--- Provided data ---
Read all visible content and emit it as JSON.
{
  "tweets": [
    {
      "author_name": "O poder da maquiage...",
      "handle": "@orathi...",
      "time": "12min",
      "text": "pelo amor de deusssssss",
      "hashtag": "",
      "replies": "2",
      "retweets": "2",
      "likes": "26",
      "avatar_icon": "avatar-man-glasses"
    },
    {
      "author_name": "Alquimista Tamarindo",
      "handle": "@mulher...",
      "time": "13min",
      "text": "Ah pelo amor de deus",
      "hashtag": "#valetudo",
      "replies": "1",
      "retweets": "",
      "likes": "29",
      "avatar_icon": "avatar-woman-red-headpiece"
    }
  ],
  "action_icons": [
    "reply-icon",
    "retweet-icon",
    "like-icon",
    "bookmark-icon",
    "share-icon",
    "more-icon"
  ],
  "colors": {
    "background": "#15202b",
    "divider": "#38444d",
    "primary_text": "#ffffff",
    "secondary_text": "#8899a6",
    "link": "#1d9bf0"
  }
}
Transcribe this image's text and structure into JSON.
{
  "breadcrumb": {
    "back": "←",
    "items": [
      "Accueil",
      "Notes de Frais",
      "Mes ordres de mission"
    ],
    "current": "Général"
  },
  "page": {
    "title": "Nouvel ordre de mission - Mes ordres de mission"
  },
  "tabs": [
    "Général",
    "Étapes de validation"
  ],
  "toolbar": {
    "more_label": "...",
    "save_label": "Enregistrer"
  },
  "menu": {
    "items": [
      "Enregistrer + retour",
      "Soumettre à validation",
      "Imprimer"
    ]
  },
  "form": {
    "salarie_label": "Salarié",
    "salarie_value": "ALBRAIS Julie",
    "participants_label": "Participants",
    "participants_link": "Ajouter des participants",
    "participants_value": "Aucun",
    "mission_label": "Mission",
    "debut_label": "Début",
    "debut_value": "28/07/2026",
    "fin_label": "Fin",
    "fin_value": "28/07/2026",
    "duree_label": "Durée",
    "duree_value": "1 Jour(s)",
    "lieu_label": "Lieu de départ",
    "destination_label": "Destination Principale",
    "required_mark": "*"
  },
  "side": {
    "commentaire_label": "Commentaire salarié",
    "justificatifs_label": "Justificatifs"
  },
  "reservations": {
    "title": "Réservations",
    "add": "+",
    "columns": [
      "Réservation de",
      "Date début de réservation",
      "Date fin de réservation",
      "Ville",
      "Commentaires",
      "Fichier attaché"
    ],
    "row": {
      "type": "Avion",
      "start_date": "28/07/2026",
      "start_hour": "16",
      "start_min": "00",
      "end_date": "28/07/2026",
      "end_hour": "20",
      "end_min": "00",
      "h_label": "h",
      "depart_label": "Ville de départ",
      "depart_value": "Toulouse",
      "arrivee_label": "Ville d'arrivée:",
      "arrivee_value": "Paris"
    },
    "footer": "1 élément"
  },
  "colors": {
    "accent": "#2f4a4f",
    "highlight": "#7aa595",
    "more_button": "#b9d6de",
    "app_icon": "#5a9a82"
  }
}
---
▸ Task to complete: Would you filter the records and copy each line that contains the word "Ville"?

▸ Your response:
      "Ville",
      "depart_label": "Ville de départ",
      "arrivee_label": "Ville d'arrivée:",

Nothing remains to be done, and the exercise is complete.